Accordingly, it is
ORDERED that the branch of the plaintiff's motion for summary judgment is denied and its Complaint is dismissed; and it is further
ORDERED that the branch of the plaintiff's motion to dismiss is granted to the extent of the defendant's second counterclaim for breach of the covenant of good faith and fair dealing and the fourth counterclaim for unjust enrichment; and it is
ORDERED that the defendant's cross motion for partial summary judgment is granted; and it is further
ADJUDGED and DECLARED that defendant LG Park Slope LLC is entitled to an immediate return of the Downpayment with all accrued interest thereon and the escrowee, Royal Abstract of New York LLC, shall release the Downpayment with all accrued interest from escrow and to LG Park Slope LLC; and it is further
ADJUDGED and DECLARED that LG Park Slope LLC has a valid and subsisting vendee's lien in the amount of the Downpayment with all accrued interest; and it is further
ORDERED that the portion of the defendant's counterclaim that seeks the recovery of reasonable attorney's fees and costs is severed and the issue of the amount of reasonable attorney's fees and costs that the defendant may recover against the plaintiff is referred to a Special Referee to hear and determine; and it is further
ORDERED that counsel for the defendant shall, within 30 days from the date of this order, serve a copy of this order with notice of entry, together with a completed Information Sheet,1 upon the Special Referee Clerk in the General Clerk's Office (Room 119), who is directed to place this matter on the calendar of the Special Referee's Part for the earliest convenient date; and it is further
ORDERED that such service upon the Special Referee Clerk shall be made in accordance with the procedures set forth in the Protocol on Courthouse and County Clerk Procedures for Electronically Filed Cases (accessible at the “E-Filing” page on the court's website at the address www.nycourts.gov/supctmanh)].
1. Available on the Court's website at www.nycourts.gov/supctmanh under the “References” link on the navigation bar.
Andrew Borrok, J.
Response sent, thank you
A free source of state and federal court opinions, state laws, and the United States Code.

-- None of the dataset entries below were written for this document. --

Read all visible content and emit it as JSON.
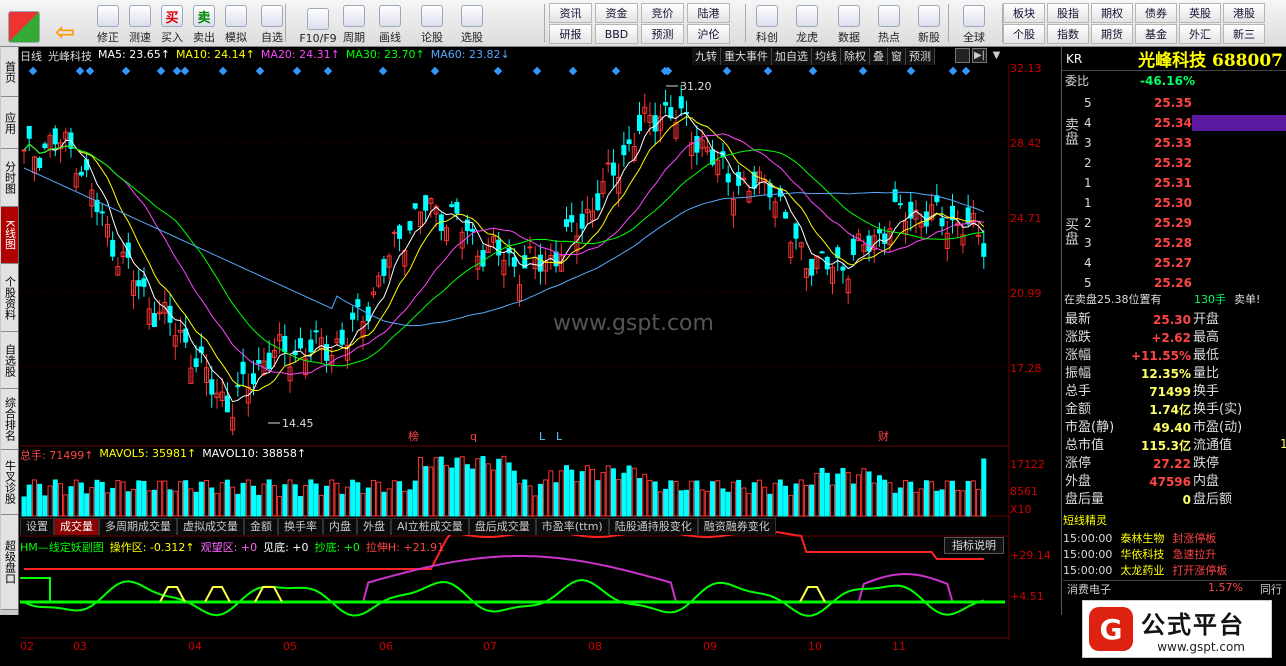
{
  "toolbar": {
    "buttons1": [
      {
        "label": "",
        "icon": "grid-logo-icon"
      },
      {
        "label": "",
        "icon": "back-arrow-icon"
      },
      {
        "label": "修正",
        "icon": "up-down-icon"
      },
      {
        "label": "测速",
        "icon": "speed-icon"
      },
      {
        "label": "买入",
        "icon": "buy-icon",
        "glyph": "买"
      },
      {
        "label": "卖出",
        "icon": "sell-icon",
        "glyph": "卖"
      },
      {
        "label": "模拟",
        "icon": "hammer-icon"
      },
      {
        "label": "自选",
        "icon": "star-icon"
      },
      {
        "label": "F10/F9",
        "icon": "f10-icon"
      },
      {
        "label": "周期",
        "icon": "clock-icon"
      },
      {
        "label": "画线",
        "icon": "pen-icon"
      },
      {
        "label": "论股",
        "icon": "discuss-icon"
      },
      {
        "label": "选股",
        "icon": "filter-icon"
      }
    ],
    "grid1": [
      "资讯",
      "资金",
      "竞价",
      "陆港",
      "研报",
      "BBD",
      "预测",
      "沪伦"
    ],
    "buttons2": [
      {
        "label": "科创",
        "icon": "kechuang-icon"
      },
      {
        "label": "龙虎",
        "icon": "dragon-icon"
      },
      {
        "label": "数据",
        "icon": "pe-icon"
      },
      {
        "label": "热点",
        "icon": "hot-icon"
      },
      {
        "label": "新股",
        "icon": "ipo-icon"
      },
      {
        "label": "全球",
        "icon": "globe-icon"
      }
    ],
    "grid2": [
      "板块",
      "股指",
      "期权",
      "债券",
      "英股",
      "港股",
      "个股",
      "指数",
      "期货",
      "基金",
      "外汇",
      "新三"
    ]
  },
  "left_tabs": [
    {
      "label": "首页",
      "active": false
    },
    {
      "label": "应用",
      "active": false
    },
    {
      "label": "分时图",
      "active": false
    },
    {
      "label": "K线图",
      "active": true
    },
    {
      "label": "个股资料",
      "active": false
    },
    {
      "label": "自选股",
      "active": false
    },
    {
      "label": "综合排名",
      "active": false
    },
    {
      "label": "牛叉诊股",
      "active": false
    },
    {
      "label": "超级盘口",
      "active": false
    }
  ],
  "chart": {
    "period": "日线",
    "stock": "光峰科技",
    "ma": [
      {
        "label": "MA5: 23.65↑",
        "color": "#ffffff"
      },
      {
        "label": "MA10: 24.14↑",
        "color": "#ffff00"
      },
      {
        "label": "MA20: 24.31↑",
        "color": "#ff44ff"
      },
      {
        "label": "MA30: 23.70↑",
        "color": "#00ff00"
      },
      {
        "label": "MA60: 23.82↓",
        "color": "#55aaff"
      }
    ],
    "right_tabs": [
      "九转",
      "重大事件",
      "加自选",
      "均线",
      "除权",
      "叠",
      "窗",
      "预测"
    ],
    "price_axis": [
      "32.13",
      "28.42",
      "24.71",
      "20.99",
      "17.28"
    ],
    "high_label": "31.20",
    "low_label": "14.45",
    "event_markers": [
      {
        "text": "榜",
        "color": "#ff4444"
      },
      {
        "text": "q",
        "color": "#ff4444"
      },
      {
        "text": "L",
        "color": "#55ccff"
      },
      {
        "text": "L",
        "color": "#55ccff"
      },
      {
        "text": "财",
        "color": "#ff4444"
      }
    ],
    "watermark": "www.gspt.com",
    "months": [
      "02",
      "03",
      "04",
      "05",
      "06",
      "07",
      "08",
      "09",
      "10",
      "11"
    ]
  },
  "volume": {
    "total_label": "总手: 71499↑",
    "mavol5": "MAVOL5: 35981↑",
    "mavol10": "MAVOL10: 38858↑",
    "axis": [
      "17122",
      "8561",
      "X10"
    ]
  },
  "indicator_tabs": [
    "设置",
    "成交量",
    "多周期成交量",
    "虚拟成交量",
    "金额",
    "换手率",
    "内盘",
    "外盘",
    "AI立桩成交量",
    "盘后成交量",
    "市盈率(ttm)",
    "陆股通持股变化",
    "融资融券变化"
  ],
  "hm": {
    "title": "HM—线定妖副图",
    "caozuo": "操作区: -0.312↑",
    "guanwang": "观望区: +0",
    "jiandi": "见底: +0",
    "chaodi": "抄底: +0",
    "lashen": "拉伸H: +21.91",
    "help": "指标说明",
    "axis": [
      "+29.14",
      "+4.51"
    ]
  },
  "quote": {
    "code": "KR",
    "name": "光峰科技 688007",
    "weibi_label": "委比",
    "weibi": "-46.16%",
    "sell_label": "卖盘",
    "buy_label": "买盘",
    "asks": [
      {
        "lvl": "5",
        "price": "25.35",
        "vol": ""
      },
      {
        "lvl": "4",
        "price": "25.34",
        "vol": ""
      },
      {
        "lvl": "3",
        "price": "25.33",
        "vol": ""
      },
      {
        "lvl": "2",
        "price": "25.32",
        "vol": ""
      },
      {
        "lvl": "1",
        "price": "25.31",
        "vol": ""
      }
    ],
    "bids": [
      {
        "lvl": "1",
        "price": "25.30",
        "vol": ""
      },
      {
        "lvl": "2",
        "price": "25.29",
        "vol": ""
      },
      {
        "lvl": "3",
        "price": "25.28",
        "vol": ""
      },
      {
        "lvl": "4",
        "price": "25.27",
        "vol": ""
      },
      {
        "lvl": "5",
        "price": "25.26",
        "vol": ""
      }
    ],
    "position_note": "在卖盘25.38位置有",
    "position_vol": "130手",
    "position_end": "卖单!",
    "stats": [
      {
        "l": "最新",
        "v": "25.30",
        "r": "开盘",
        "vc": "#ff4444"
      },
      {
        "l": "涨跌",
        "v": "+2.62",
        "r": "最高",
        "vc": "#ff4444"
      },
      {
        "l": "涨幅",
        "v": "+11.55%",
        "r": "最低",
        "vc": "#ff4444"
      },
      {
        "l": "振幅",
        "v": "12.35%",
        "r": "量比",
        "vc": "#ffff66"
      },
      {
        "l": "总手",
        "v": "71499",
        "r": "换手",
        "vc": "#ffff66"
      },
      {
        "l": "金额",
        "v": "1.74亿",
        "r": "换手(实)",
        "vc": "#ffff66"
      },
      {
        "l": "市盈(静)",
        "v": "49.40",
        "r": "市盈(动)",
        "vc": "#ffff66"
      },
      {
        "l": "总市值",
        "v": "115.3亿",
        "r": "流通值",
        "vc": "#ffff66"
      },
      {
        "l": "涨停",
        "v": "27.22",
        "r": "跌停",
        "vc": "#ff4444"
      },
      {
        "l": "外盘",
        "v": "47596",
        "r": "内盘",
        "vc": "#ff4444"
      },
      {
        "l": "盘后量",
        "v": "0",
        "r": "盘后额",
        "vc": "#ffff66"
      }
    ],
    "stat_right_extra": "1"
  },
  "news": {
    "title": "短线精灵",
    "items": [
      {
        "time": "15:00:00",
        "name": "泰林生物",
        "event": "封涨停板"
      },
      {
        "time": "15:00:00",
        "name": "华依科技",
        "event": "急速拉升"
      },
      {
        "time": "15:00:00",
        "name": "太龙药业",
        "event": "打开涨停板"
      }
    ]
  },
  "bottom_strip": {
    "label": "消费电子",
    "value": "1.57%",
    "right": "同行"
  },
  "logo": {
    "glyph": "G",
    "name": "公式平台",
    "url": "www.gspt.com"
  },
  "colors": {
    "up": "#ff3333",
    "down": "#00ffff",
    "axis": "#cc0000",
    "bg": "#000000"
  }
}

For more information about the legal concepts addressed by these cases and statutes visit FindLaw's Learn About the Law.
Docket No: 652211/2020
Decided: February 09, 2021
Court: Supreme Court, New York County, New York.
Search our directory by legal issue
Enter information in one or both fields (Required)
FindLaw for Legal Professionals
Search our directory by legal issue
Enter information in one or both fields (Required)